If the host that provides you with Web space has already
installed and set up MySQL and PHP for you and you just want to
learn how to use them, there really isn't a lot you need to do.
Now would be a good time to get in touch with your host and
request any information you may need to access these services.
Specifically, you'll need a username and password to access the
MySQL server they've set up for you. They'll probably have
provided an empty database for you to use as well (which prevents
you from messing with the databases of other users who share the
same MySQL server), and you'll want to know the name of your
There are two ways you can access the MySQL server directly.
Firstly, you can use telnet or secure shell (SSH) to log in to
the host. You can then use the MySQL client programs
mysqldump) installed there to interact with the
MySQL server directly. The second method is to install those
client programs onto your own computer, and have them connect to
the MySQL server. Your Web host may support one or both of these
methods, so you'll need to ask which.
If your host allows you to log in by telnet or SSH to do your
work, you'll need a username and password for the login, in
addition to those you'll use to access the MySQL server (they can
be different). Be sure to ask for both sets of information.
If they support remote access to the MySQL server, you'll want to
download a program that lets you connect to, and interact with,
the server. This article series assumes you've downloaded from
http://www.mysql.com/ a binary
distribution of MySQL that includes the three client programs
mysqldump). Free packages are available for Windows,
Linux and other operating systems. Installation basically
consists of finding the three programs and putting them in a
convenient place. The rest of the package, which includes the
MySQL server, can be freely discarded. If you prefer a more
graphical interface, download something like MySQL GUI (also
http://www.mysql.com). I'd really recommend getting
comfortable with the basic client programs first, though, as the
commands you use with them will be similar to those you'll
include in your PHP scripts to access MySQL databases.
Some less expensive Web hosts these days support neither
telnet/SSH access, nor direct access to their MySQL servers.
Instead, they provide a management console that allows you to
browse and edit your database through your Web browser. Although
this is a fairly convenient and not overly restrictive solution,
it doesn't help you learn. Instead, I'd recommend the
installation of a MySQL server on your own system to help,
especially in the next chapter. Once you're comfortable working
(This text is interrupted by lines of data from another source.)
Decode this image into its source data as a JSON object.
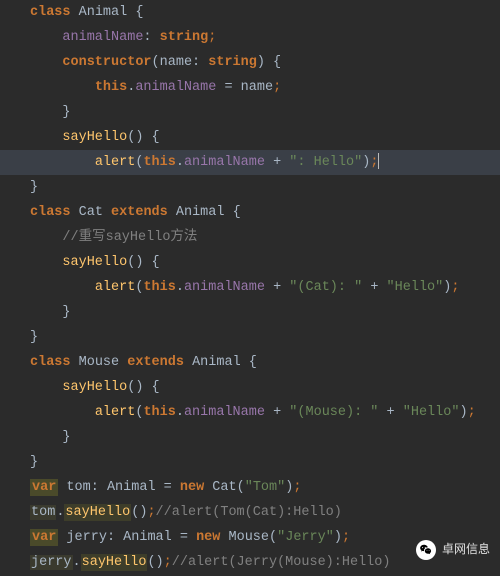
{
  "tokens": {
    "class": "class",
    "extends": "extends",
    "constructor": "constructor",
    "this": "this",
    "var": "var",
    "new": "new",
    "string_type": "string",
    "Animal": "Animal",
    "Cat": "Cat",
    "Mouse": "Mouse",
    "animalName": "animalName",
    "name": "name",
    "sayHello": "sayHello",
    "alert": "alert",
    "tom": "tom",
    "jerry": "jerry"
  },
  "strings": {
    "hello": "\": Hello\"",
    "cat_prefix": "\"(Cat): \"",
    "mouse_prefix": "\"(Mouse): \"",
    "hello2": "\"Hello\"",
    "Tom": "\"Tom\"",
    "Jerry": "\"Jerry\""
  },
  "comments": {
    "override": "//重写sayHello方法",
    "tom_alert": "//alert(Tom(Cat):Hello)",
    "jerry_alert": "//alert(Jerry(Mouse):Hello)"
  },
  "watermark": {
    "label": "卓网信息"
  }
}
with your learning server, you can start using the server
provided by your Web host with their management console. See the
previous sections for instructions on installing MySQL under
Windows and Linux.